Assignment
Would you return the complete listing below word for word?

Supplied records
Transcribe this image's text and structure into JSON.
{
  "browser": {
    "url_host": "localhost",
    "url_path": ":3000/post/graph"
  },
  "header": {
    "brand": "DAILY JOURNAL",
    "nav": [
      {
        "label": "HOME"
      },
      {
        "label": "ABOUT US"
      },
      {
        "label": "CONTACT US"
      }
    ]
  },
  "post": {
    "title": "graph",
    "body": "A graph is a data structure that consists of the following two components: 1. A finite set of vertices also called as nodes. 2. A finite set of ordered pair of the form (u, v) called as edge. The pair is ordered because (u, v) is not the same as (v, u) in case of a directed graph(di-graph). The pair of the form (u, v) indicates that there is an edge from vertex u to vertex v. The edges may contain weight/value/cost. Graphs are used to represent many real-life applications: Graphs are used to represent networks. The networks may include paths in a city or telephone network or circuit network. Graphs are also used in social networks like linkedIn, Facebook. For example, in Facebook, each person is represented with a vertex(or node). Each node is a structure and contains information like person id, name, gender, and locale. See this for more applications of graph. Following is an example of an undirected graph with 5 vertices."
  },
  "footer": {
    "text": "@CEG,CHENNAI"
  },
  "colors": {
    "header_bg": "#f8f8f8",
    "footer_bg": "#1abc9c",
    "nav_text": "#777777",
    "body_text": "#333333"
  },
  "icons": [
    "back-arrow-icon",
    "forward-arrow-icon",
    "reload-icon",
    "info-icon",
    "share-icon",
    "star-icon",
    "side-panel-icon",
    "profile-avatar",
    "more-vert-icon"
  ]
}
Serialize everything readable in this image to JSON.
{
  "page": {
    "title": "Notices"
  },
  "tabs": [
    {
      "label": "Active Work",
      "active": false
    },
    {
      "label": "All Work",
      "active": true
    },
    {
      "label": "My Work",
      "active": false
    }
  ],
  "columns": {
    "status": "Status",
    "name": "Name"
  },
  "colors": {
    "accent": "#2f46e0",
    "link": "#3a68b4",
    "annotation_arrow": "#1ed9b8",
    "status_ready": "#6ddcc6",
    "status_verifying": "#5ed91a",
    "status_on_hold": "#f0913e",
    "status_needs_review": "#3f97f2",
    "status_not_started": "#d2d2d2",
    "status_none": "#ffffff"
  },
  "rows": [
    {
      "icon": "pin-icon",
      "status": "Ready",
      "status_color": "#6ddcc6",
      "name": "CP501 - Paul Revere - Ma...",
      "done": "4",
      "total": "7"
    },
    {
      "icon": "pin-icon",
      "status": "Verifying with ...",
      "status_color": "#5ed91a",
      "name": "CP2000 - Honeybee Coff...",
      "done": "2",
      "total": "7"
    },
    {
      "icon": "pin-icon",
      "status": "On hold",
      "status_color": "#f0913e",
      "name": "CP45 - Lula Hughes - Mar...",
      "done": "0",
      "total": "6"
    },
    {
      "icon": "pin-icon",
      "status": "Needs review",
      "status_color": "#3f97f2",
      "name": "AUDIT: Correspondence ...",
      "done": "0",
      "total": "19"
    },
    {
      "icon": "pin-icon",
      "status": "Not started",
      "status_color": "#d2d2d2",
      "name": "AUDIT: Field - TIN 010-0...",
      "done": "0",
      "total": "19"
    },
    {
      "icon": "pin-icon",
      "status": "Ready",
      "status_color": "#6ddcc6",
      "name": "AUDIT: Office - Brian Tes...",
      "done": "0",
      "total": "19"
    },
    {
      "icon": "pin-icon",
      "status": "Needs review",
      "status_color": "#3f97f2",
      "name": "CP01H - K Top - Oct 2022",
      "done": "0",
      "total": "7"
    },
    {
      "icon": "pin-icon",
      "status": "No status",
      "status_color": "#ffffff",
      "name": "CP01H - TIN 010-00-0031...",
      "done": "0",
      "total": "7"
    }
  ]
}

Expected answer
Transcribe this image's text and structure into JSON.
{
  "browser": {
    "url_host": "localhost",
    "url_path": ":3000/post/graph"
  },
  "header": {
    "brand": "DAILY JOURNAL",
    "nav": [
      {
        "label": "HOME"
      },
      {
        "label": "ABOUT US"
      },
      {
        "label": "CONTACT US"
      }
    ]
  },
  "post": {
    "title": "graph",
    "body": "A graph is a data structure that consists of the following two components: 1. A finite set of vertices also called as nodes. 2. A finite set of ordered pair of the form (u, v) called as edge. The pair is ordered because (u, v) is not the same as (v, u) in case of a directed graph(di-graph). The pair of the form (u, v) indicates that there is an edge from vertex u to vertex v. The edges may contain weight/value/cost. Graphs are used to represent many real-life applications: Graphs are used to represent networks. The networks may include paths in a city or telephone network or circuit network. Graphs are also used in social networks like linkedIn, Facebook. For example, in Facebook, each person is represented with a vertex(or node). Each node is a structure and contains information like person id, name, gender, and locale. See this for more applications of graph. Following is an example of an undirected graph with 5 vertices."
  },
  "footer": {
    "text": "@CEG,CHENNAI"
  },
  "colors": {
    "header_bg": "#f8f8f8",
    "footer_bg": "#1abc9c",
    "nav_text": "#777777",
    "body_text": "#333333"
  },
  "icons": [
    "back-arrow-icon",
    "forward-arrow-icon",
    "reload-icon",
    "info-icon",
    "share-icon",
    "star-icon",
    "side-panel-icon",
    "profile-avatar",
    "more-vert-icon"
  ]
}
Serialize everything readable in this image to JSON.
{
  "page": {
    "title": "Notices"
  },
  "tabs": [
    {
      "label": "Active Work",
      "active": false
    },
    {
      "label": "All Work",
      "active": true
    },
    {
      "label": "My Work",
      "active": false
    }
  ],
  "columns": {
    "status": "Status",
    "name": "Name"
  },
  "colors": {
    "accent": "#2f46e0",
    "link": "#3a68b4",
    "annotation_arrow": "#1ed9b8",
    "status_ready": "#6ddcc6",
    "status_verifying": "#5ed91a",
    "status_on_hold": "#f0913e",
    "status_needs_review": "#3f97f2",
    "status_not_started": "#d2d2d2",
    "status_none": "#ffffff"
  },
  "rows": [
    {
      "icon": "pin-icon",
      "status": "Ready",
      "status_color": "#6ddcc6",
      "name": "CP501 - Paul Revere - Ma...",
      "done": "4",
      "total": "7"
    },
    {
      "icon": "pin-icon",
      "status": "Verifying with ...",
      "status_color": "#5ed91a",
      "name": "CP2000 - Honeybee Coff...",
      "done": "2",
      "total": "7"
    },
    {
      "icon": "pin-icon",
      "status": "On hold",
      "status_color": "#f0913e",
      "name": "CP45 - Lula Hughes - Mar...",
      "done": "0",
      "total": "6"
    },
    {
      "icon": "pin-icon",
      "status": "Needs review",
      "status_color": "#3f97f2",
      "name": "AUDIT: Correspondence ...",
      "done": "0",
      "total": "19"
    },
    {
      "icon": "pin-icon",
      "status": "Not started",
      "status_color": "#d2d2d2",
      "name": "AUDIT: Field - TIN 010-0...",
      "done": "0",
      "total": "19"
    },
    {
      "icon": "pin-icon",
      "status": "Ready",
      "status_color": "#6ddcc6",
      "name": "AUDIT: Office - Brian Tes...",
      "done": "0",
      "total": "19"
    },
    {
      "icon": "pin-icon",
      "status": "Needs review",
      "status_color": "#3f97f2",
      "name": "CP01H - K Top - Oct 2022",
      "done": "0",
      "total": "7"
    },
    {
      "icon": "pin-icon",
      "status": "No status",
      "status_color": "#ffffff",
      "name": "CP01H - TIN 010-00-0031...",
      "done": "0",
      "total": "7"
    }
  ]
}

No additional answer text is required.